The audition room is a space in which artists in development and developed artists are able to present themselves for a job, in front of people who are in casting in some form or other who are in charge for whatever reason, of hiring said artist.  

We often know very little about these casting people - where they come from, what their background and expertise is, but, we as artists, prepare/study/develop craft and throw ourselves out there in front of these people.

Now, don't misunderstand me - there are some legitimately talented, knowledgeable and humane casting people in our business.  However, there are many who are not.  This is a fact. Just as there are many who are auditioning who should perhaps find something else to do, so there are just as many sitting at that table that need to find another job more fitting to their "strengths"...

How can you legitimately stand in judgement of talent in front of you if you have not been on stage? If you have not studied and know the discipline and craft of theatre? If you know nothing about how a voice is built? How a character develops? How to use vocabulary specific to theatre, acting, and voice and music properly? Just asking...

We have all heard the horror stories, and in many cases, experienced them - of being in that audition room and being summarily ignored - no one looks at you, acknowledges you, talks through your audition, gets up and walks around, or is on the phone the entire time.

Now we have entered a new technology:  the computer in the audition room.  Casting people are IMing, on facebook, and now, twittering about what they are seeing and hearing and commenting during an audition process!

Where is the line?!  What is the point?!

Perhaps if you were actually paying attention and creating a safe space for an artist to create those few moments, you would get a much more authentic audition and a stronger sense of what that artist could do.  Perhaps you might learn something!

This appalls me.  It angers me. It disgusts me. If performers and artists were not auditioning, there would be no "show business" and casting/agents would not have work to do.  We are dependent on each other.  We are each other's necessary evil aren't we?!  

So what happened to a superficial courtesy?! At least look as if you are interested even if you aren't! At least look as if you know something about what is going on even if you don't!

This shows lack of respect, lack of professionalism, courtesy and frankly a complete disregard to the process of auditioning.

Just as I have said to emerging artists and wannabe performers  - "learn your craft - develop it! Live it! Be it!"  and if you just wanna be "famous" do it somewhere else, I say to the casting director/intern - whoever you are or whoever you think you are:

"Know what you are there to do! Learn YOUR craft! Learn the craft you are assuming to make judgement on! Learn how to treat people the way you would want to be treated! Develop a sense of ethic and morality that shows LEADERSHIP and PROFESSIONALISM - and if you cannot - please, get another desk job."

We need to support those casting directors who show empathy, reality, true talent and true professionalism.  We need to support those casting directors who GET THE PROCESS, who understand art in business, who recognize real talent, who don't make excuses, who are about SOMETHING REAL.  

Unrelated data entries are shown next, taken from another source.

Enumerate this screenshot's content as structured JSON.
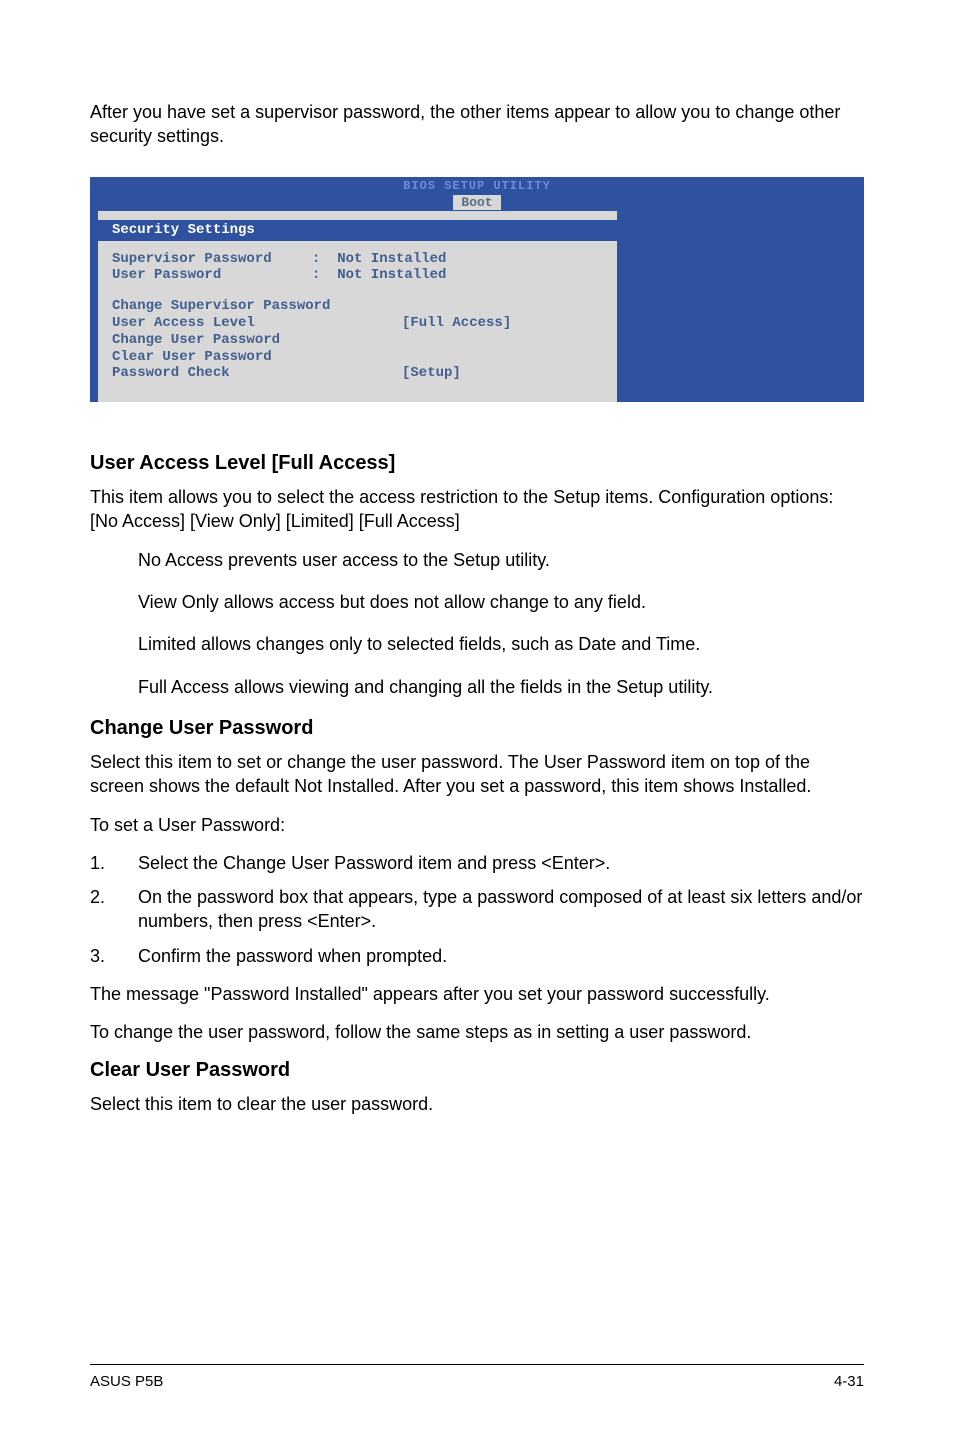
{
  "intro": "After you have set a supervisor password, the other items appear to allow you to change other security settings.",
  "bios": {
    "title_top": "BIOS SETUP UTILITY",
    "tab": "Boot",
    "section": "Security Settings",
    "supervisor_label": "Supervisor Password",
    "supervisor_value": ":  Not Installed",
    "user_label": "User Password",
    "user_value": ":  Not Installed",
    "change_sup": "Change Supervisor Password",
    "ual_label": "User Access Level",
    "ual_value": "[Full Access]",
    "change_user_pw": "Change User Password",
    "clear_user_pw": "Clear User Password",
    "pw_check_label": "Password Check",
    "pw_check_value": "[Setup]"
  },
  "ual": {
    "heading": "User Access Level [Full Access]",
    "p1": "This item allows you to select the access restriction to the Setup items. Configuration options: [No Access] [View Only] [Limited] [Full Access]",
    "no_access": "No Access prevents user access to the Setup utility.",
    "view_only": "View Only allows access but does not allow change to any field.",
    "limited": "Limited allows changes only to selected fields, such as Date and Time.",
    "full_access": "Full Access allows viewing and changing all the fields in the Setup utility."
  },
  "cup": {
    "heading": "Change User Password",
    "p1": "Select this item to set or change the user password. The User Password item on top of the screen shows the default Not Installed. After you set a password, this item shows Installed.",
    "p2": "To set a User Password:",
    "steps": {
      "s1": "Select the Change User Password item and press <Enter>.",
      "s2": "On the password box that appears, type a password composed of at least six letters and/or numbers, then press <Enter>.",
      "s3": "Confirm the password when prompted."
    },
    "p3": "The message \"Password Installed\" appears after you set your password successfully.",
    "p4": "To change the user password, follow the same steps as in setting a user password."
  },
  "clr": {
    "heading": "Clear User Password",
    "p1": "Select this item to clear the user password."
  },
  "footer": {
    "left": "ASUS P5B",
    "right": "4-31"
  }
}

The rest of them are making the process murky and giving the business a bad name.  Shame on them.  Grow up and be a professional! If you are demanding professionalism from the people who stand in front of you, then demand the same from yourself and your staff.  DEMAND a simple competence.  Heaven forbid we all actually can enter a room with certain level of knowledge and development instead of ignorance and rude behavior.

Knowledge is power.  Rudeness is stupidity. Our business deserves more - from BOTH sides of the table.  

edited to add: Freedom of speech is NOT the issue.  EVERYBODY in that audition room - and I MEAN EVERYBODY is accountable.  If you cannot respect the process and give it its due, you have NO BUSINESS being in the room.  ON EITHER SIDE OF THE TABLE!